I had this flashback. Or maybe it was nostalgia. Either way, I got to thinking about my days as a Brigham Young University student. What an epic journey and chapter in my life it was.
I had hoped and dreamed of going to BYU someday as a high school student. When the opportunity presented itself to run track, I did that prior to entering BYU. An unplanned step along the way that was extremely worthwhile. Starting at a junior college gave me a leg up. I learned the ups and downs of being a college student and learned how to get good grades.
I entered BYU as a transfer student with a nearly perfect GPA. This helped build my confidence and assurance that I could handle the big dogs. My first impression of BYU was through staying in Heritage Halls. I hated that place. I had six roommates that I never really got to know. It was a very diverse crowd. In our little apartment we came from Arizona, Utah, Mexico, Japan, China, and Mexico. Truthfully I spent hardly any time in my dorm. I did not have a car at this point and did not know of any Winslow kids at BYU for the summer terms. I was the lone ranger paving my way. It was good because I learned how to walk all over campus. I learned the bus system, and I had plenty of study time.

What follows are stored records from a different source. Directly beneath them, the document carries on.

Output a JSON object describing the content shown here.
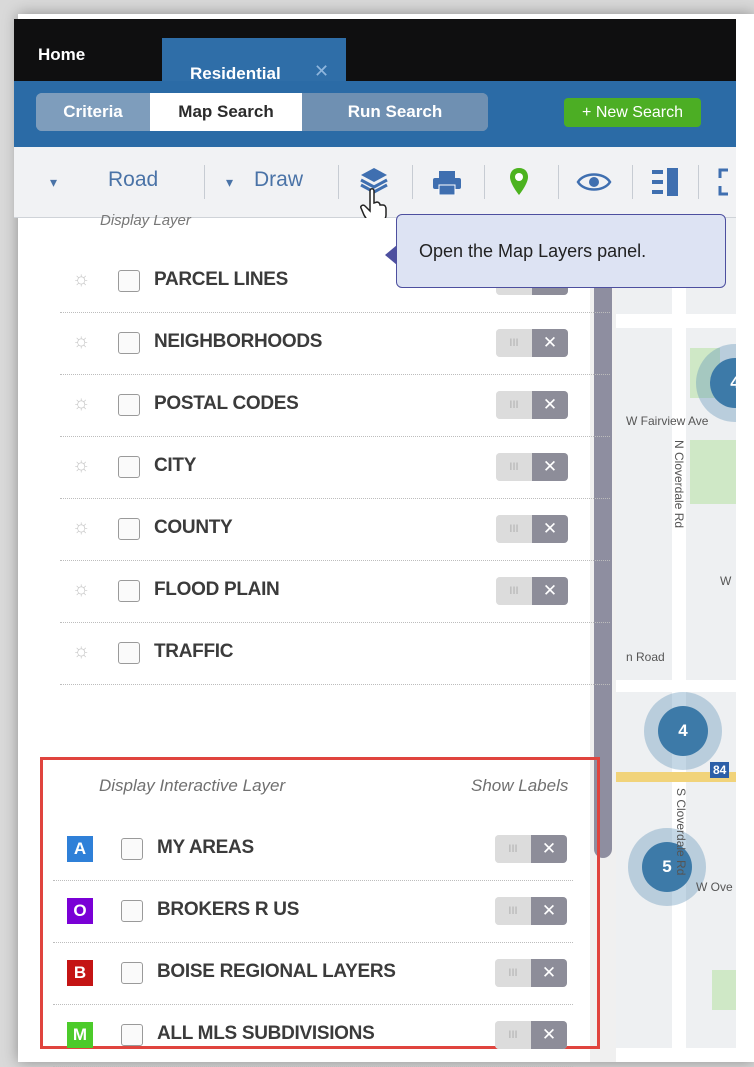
{
  "tabs": {
    "home": "Home",
    "residential": "Residential",
    "close": "✕"
  },
  "subnav": {
    "criteria": "Criteria",
    "map_search": "Map Search",
    "run_search": "Run Search",
    "new_search": "+ New Search"
  },
  "toolbar": {
    "road": "Road",
    "draw": "Draw"
  },
  "tooltip": "Open the Map Layers panel.",
  "panel": {
    "display_layer_header": "Display Layer",
    "layers": [
      "PARCEL LINES",
      "NEIGHBORHOODS",
      "POSTAL CODES",
      "CITY",
      "COUNTY",
      "FLOOD PLAIN",
      "TRAFFIC"
    ],
    "interactive_header": "Display Interactive Layer",
    "show_labels": "Show Labels",
    "interactive_layers": [
      {
        "badge": "A",
        "color": "#2f80d8",
        "name": "MY AREAS"
      },
      {
        "badge": "O",
        "color": "#7a00d6",
        "name": "BROKERS R US"
      },
      {
        "badge": "B",
        "color": "#c41414",
        "name": "BOISE REGIONAL LAYERS"
      },
      {
        "badge": "M",
        "color": "#4ccb2a",
        "name": "ALL MLS SUBDIVISIONS"
      }
    ]
  },
  "map": {
    "clusters": [
      "4",
      "4",
      "5"
    ],
    "labels": [
      "W Fairview Ave",
      "N Cloverdale Rd",
      "W",
      "n Road",
      "84",
      "S Cloverdale Rd",
      "W Ove"
    ]
  }
}
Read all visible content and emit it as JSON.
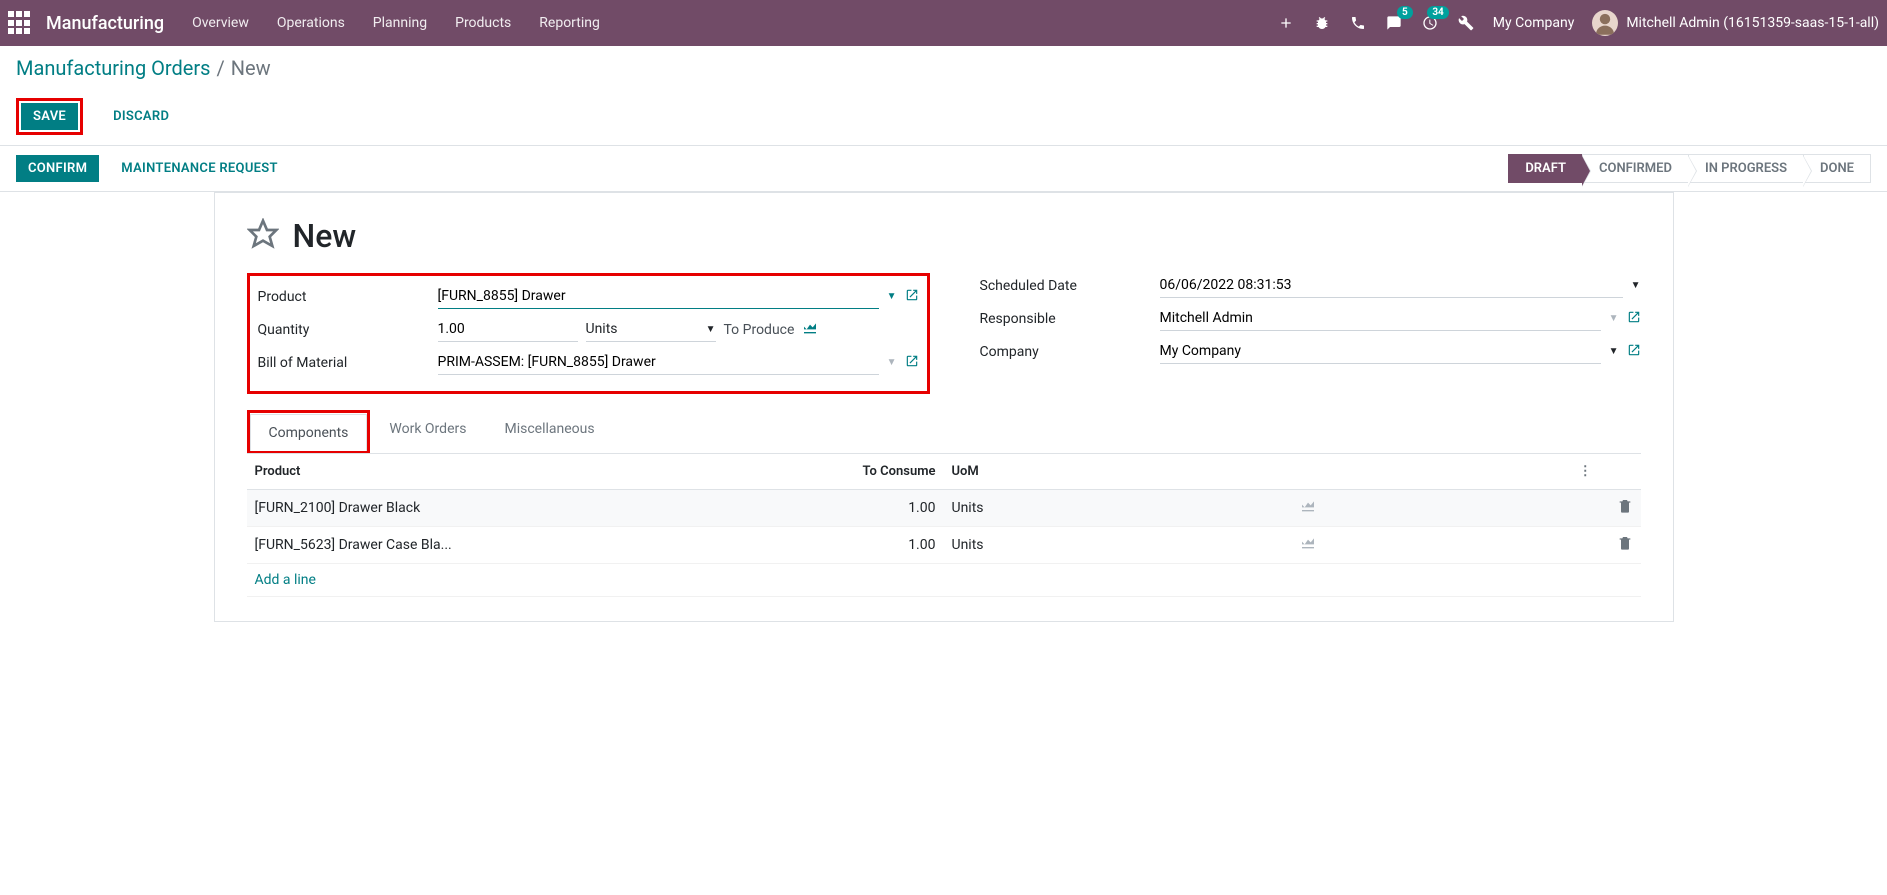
{
  "nav": {
    "app_title": "Manufacturing",
    "menu": [
      "Overview",
      "Operations",
      "Planning",
      "Products",
      "Reporting"
    ],
    "company": "My Company",
    "user": "Mitchell Admin (16151359-saas-15-1-all)",
    "messages_badge": "5",
    "activities_badge": "34"
  },
  "breadcrumb": {
    "parent": "Manufacturing Orders",
    "current": "New"
  },
  "actions": {
    "save": "SAVE",
    "discard": "DISCARD",
    "confirm": "CONFIRM",
    "maintenance": "MAINTENANCE REQUEST"
  },
  "status": {
    "steps": [
      "DRAFT",
      "CONFIRMED",
      "IN PROGRESS",
      "DONE"
    ],
    "active": "DRAFT"
  },
  "form": {
    "title": "New",
    "labels": {
      "product": "Product",
      "quantity": "Quantity",
      "bom": "Bill of Material",
      "scheduled": "Scheduled Date",
      "responsible": "Responsible",
      "company": "Company",
      "to_produce": "To Produce"
    },
    "values": {
      "product": "[FURN_8855] Drawer",
      "quantity": "1.00",
      "units": "Units",
      "bom": "PRIM-ASSEM: [FURN_8855] Drawer",
      "scheduled": "06/06/2022 08:31:53",
      "responsible": "Mitchell Admin",
      "company": "My Company"
    }
  },
  "tabs": {
    "items": [
      "Components",
      "Work Orders",
      "Miscellaneous"
    ],
    "active": "Components"
  },
  "components": {
    "headers": {
      "product": "Product",
      "consume": "To Consume",
      "uom": "UoM"
    },
    "rows": [
      {
        "product": "[FURN_2100] Drawer Black",
        "consume": "1.00",
        "uom": "Units"
      },
      {
        "product": "[FURN_5623] Drawer Case Bla...",
        "consume": "1.00",
        "uom": "Units"
      }
    ],
    "add_line": "Add a line"
  }
}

I remember thinking BYU was so clean and perfect. Every piece of space was manicured with flowers and landmarks. Truth be told, I still could not believe I was there. Being on campus confirmed the high level of education that I would be receiving.
I moved home after the summer term and quickly got ready to return for the fall term. This time around I reached out to a Winslow friend. I wanted to live with someone I knew. This worked out well. By October I started to figure out that winter was no joke in Provo. That was exciting.
I really really loved going to football games. The hype and sensation was high charged.
By the end of that first semester I did start to notice something weird about Provo. Why was everyone the same? Blonde hair, blue eyed, conservative, happy, productive, and skinny people everywhere. Yes, I check many of those boxes myself. In many ways it is hypocritical for me to even think this, but I couldn't help but notice. Something about all the sameness makes you want to be different. Everywhere else in the world you have to be good to be different. However, in Provo you have to be bad to be different. This reversing of universal principles annoyed me. I feel like I did not fit that profile.
I certainly never walked on the wild side. I am as conservative as they come. However, I did try to separate myself from some of the comparing to others and fakeness.
I did love my elementary education program. The amazing people I met in that program are life long friends and people I admire. As a matter of fact, I imagine that some of those special peeps are reading this right now. From day one I knew I was in the right place. We rallied together, studied together, cried together, and had fun together. It was this program and these people that made BYU my BYU. This program also led me to NEW ZEALAND. It was a flier posted in the McKay Building that sparked my interest to look into the New Zealand cohort program. It was a typical cold and gray day in Utah, and the prospect of getting the heck out of Provo to student teach somewhere other than Utah was a dream come true. I knew I was going. I knew I had to go.
No need to talk about the New Zealand experience. That was all documented in previous blog posts back to 2008.
When I returned from New Zealand, I had one last BYU hurrah. My official student teaching began in the schools of Utah. Again, the sameness really got to me. Growing up in a diverse and economically challenged area, I wanted to teach in a similar setting. I got through student teaching and actually accepted my first teaching job at my very own high school the week after I was done.
I did not walk for graduation, and I honestly never thought twice about leaving. However, these days I find myself wanting to go back to visit. I look through different eyes. I have my career. I have my man. I have my life. It was a standing joke that I must have been the only girl to make it through BYU without finding a guy. Whatever. Like I said, I did not quite fit the profile of popular blonde girl or pioneer girl. I was somewhere in the middle doing my thing.
Bottom line is that I freaking loved it. That place is ridiculously impressive. I still feel lucky I got the chance to go there. It helped shaped who I am. It confirmed to me the kind of life I wanted for myself and family. One of these days I'll have a reason or excuse to get back up there.